Solar Impulse Makes International Flight
Even though the future for solar powered aircraft is a little uncertain, the fact that the Solar Impulse was able to complete an international flight is a feat of engineering and of spectacular success for the Swiss. Switzerland has most certainly created an aircraft that they can be proud of. As with any maiden voyage there were a few teething problems, but nothing so serious that it would jeopardize the flight and its victory.
The Solar Impulse weighs a mere one thousand six hundred kilograms and has a wingspan of sixty-one meters. This already is a wonderful engineering accomplishment. The wings carry twelve thousand solar cells that provide energy for the aircraft to be able to fly. This lightweight aircraft left Payerne and made the twelve hour and fifty-nine minute flight to Brussels without any complications. The aircraft was tested at various heights such as six thousand feet and was able to navigate a very busy airspace. It can only reach speeds of twenty-five knots, but is able to avoid radar detection due to its light weight and because it does not move at high speeds. Even though the Solar Impulse would not be able to be used for military purposes due to it not being easily maneuverable or being able to reach fast speeds, it remains a remarkable achievement for the aviation industry.

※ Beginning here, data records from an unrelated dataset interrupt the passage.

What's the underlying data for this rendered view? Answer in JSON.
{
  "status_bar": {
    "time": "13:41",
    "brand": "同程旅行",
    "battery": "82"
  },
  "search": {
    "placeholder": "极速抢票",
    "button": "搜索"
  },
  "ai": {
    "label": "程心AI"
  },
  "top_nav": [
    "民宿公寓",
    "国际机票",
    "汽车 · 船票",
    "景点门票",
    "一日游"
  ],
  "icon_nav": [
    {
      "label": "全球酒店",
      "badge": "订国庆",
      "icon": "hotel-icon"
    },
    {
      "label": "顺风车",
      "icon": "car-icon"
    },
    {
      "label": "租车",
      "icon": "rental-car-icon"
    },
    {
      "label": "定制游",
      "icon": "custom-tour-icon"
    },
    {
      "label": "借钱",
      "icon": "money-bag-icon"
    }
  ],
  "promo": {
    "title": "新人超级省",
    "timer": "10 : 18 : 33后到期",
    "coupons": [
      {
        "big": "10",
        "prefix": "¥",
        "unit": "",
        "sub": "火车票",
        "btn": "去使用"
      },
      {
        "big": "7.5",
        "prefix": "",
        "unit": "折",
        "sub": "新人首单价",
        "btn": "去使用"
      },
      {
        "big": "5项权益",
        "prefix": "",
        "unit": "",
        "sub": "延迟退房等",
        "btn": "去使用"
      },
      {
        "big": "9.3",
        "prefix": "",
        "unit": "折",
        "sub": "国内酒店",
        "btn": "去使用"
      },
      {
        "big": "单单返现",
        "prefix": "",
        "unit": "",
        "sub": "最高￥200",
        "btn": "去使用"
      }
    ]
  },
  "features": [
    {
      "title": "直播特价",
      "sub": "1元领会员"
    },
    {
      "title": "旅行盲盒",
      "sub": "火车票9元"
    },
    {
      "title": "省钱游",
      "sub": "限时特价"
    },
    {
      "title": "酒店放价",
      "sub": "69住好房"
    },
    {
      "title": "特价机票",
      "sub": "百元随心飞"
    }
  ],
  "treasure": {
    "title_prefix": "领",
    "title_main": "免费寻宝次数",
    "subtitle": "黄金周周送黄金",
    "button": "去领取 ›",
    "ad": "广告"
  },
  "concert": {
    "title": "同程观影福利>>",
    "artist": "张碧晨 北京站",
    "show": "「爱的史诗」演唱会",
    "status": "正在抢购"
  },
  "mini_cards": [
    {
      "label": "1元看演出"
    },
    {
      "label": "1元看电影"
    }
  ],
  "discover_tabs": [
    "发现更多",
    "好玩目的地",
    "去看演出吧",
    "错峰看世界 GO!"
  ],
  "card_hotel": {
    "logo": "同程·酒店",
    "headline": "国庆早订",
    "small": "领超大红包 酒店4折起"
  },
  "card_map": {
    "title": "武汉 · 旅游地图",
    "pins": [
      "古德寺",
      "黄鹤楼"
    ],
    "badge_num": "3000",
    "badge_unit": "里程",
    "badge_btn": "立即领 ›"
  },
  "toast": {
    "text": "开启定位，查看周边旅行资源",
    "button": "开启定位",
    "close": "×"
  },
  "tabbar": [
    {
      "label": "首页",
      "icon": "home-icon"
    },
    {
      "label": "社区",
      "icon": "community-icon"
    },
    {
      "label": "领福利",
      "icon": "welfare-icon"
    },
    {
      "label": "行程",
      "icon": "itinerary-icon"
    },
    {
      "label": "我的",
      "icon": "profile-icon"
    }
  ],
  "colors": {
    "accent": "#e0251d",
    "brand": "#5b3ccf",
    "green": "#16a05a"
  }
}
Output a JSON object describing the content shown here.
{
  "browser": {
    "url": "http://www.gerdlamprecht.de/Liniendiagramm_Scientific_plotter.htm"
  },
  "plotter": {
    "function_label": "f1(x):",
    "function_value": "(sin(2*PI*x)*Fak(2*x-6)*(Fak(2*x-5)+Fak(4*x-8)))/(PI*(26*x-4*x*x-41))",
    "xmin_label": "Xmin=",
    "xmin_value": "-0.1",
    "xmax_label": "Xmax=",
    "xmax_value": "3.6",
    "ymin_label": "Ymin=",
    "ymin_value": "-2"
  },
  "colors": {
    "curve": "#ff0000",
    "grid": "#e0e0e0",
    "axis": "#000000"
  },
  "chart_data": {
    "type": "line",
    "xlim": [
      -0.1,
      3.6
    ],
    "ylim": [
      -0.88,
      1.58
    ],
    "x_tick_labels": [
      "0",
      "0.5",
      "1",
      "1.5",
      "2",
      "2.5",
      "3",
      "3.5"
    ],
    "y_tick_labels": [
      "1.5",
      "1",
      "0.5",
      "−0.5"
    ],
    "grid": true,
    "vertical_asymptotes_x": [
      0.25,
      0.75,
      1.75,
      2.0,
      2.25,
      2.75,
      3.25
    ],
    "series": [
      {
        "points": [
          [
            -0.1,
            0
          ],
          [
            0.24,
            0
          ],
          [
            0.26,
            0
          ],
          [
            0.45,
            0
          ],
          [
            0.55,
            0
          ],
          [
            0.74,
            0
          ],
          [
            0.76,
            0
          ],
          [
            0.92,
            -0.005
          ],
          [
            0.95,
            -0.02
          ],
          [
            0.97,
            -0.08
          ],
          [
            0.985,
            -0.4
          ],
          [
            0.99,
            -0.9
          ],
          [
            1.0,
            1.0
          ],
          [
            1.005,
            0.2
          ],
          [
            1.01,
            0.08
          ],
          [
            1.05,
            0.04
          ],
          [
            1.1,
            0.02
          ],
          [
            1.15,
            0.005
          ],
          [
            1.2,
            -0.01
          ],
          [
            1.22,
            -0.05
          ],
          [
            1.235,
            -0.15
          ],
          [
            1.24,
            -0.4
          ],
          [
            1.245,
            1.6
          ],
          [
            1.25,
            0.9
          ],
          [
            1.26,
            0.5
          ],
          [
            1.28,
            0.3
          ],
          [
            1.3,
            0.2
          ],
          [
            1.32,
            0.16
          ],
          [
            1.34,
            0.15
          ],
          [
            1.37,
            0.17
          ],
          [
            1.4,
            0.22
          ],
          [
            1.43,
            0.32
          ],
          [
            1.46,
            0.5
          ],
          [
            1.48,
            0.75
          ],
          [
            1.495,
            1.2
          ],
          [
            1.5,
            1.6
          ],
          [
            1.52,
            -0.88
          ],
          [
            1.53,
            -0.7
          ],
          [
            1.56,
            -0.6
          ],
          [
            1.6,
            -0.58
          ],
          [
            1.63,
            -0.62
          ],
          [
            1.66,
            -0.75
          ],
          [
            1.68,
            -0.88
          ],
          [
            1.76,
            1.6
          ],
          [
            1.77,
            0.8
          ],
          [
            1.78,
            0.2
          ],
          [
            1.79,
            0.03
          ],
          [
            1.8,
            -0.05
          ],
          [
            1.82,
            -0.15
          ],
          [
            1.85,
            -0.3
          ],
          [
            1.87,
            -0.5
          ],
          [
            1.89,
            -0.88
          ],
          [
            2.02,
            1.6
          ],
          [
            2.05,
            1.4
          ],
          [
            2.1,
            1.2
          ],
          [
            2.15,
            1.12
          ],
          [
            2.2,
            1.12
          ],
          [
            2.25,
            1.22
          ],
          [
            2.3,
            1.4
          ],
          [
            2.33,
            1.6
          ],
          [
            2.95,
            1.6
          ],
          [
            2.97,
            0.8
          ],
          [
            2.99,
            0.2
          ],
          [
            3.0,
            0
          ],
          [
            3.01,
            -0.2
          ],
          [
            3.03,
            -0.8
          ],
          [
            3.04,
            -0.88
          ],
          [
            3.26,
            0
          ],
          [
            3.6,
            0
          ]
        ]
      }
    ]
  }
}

The Solar Impulse project was founded by Andre Borschberg and Bertrand Piccard, who commented that the project was not directed towards commercial production, but rather to bring awareness to the aviation industry and to highlight the benefits of renewable power. And with its maiden flight being such a success, they plan to take the Solar Impulse on a world trip in 2013. When the same flight is compared to a Boeing 747, the flight would have needed approximately two thousand gallons of fuel. It cannot be truly compared, as a Boeing would be carrying passengers and cargo, but it is a rough estimate to compare the environmental affectability of the Solar Impulse. The Solar Impulse will remain in Brussels up until the 29th of May 2011, from where it will fly to the Paris Air Show in July.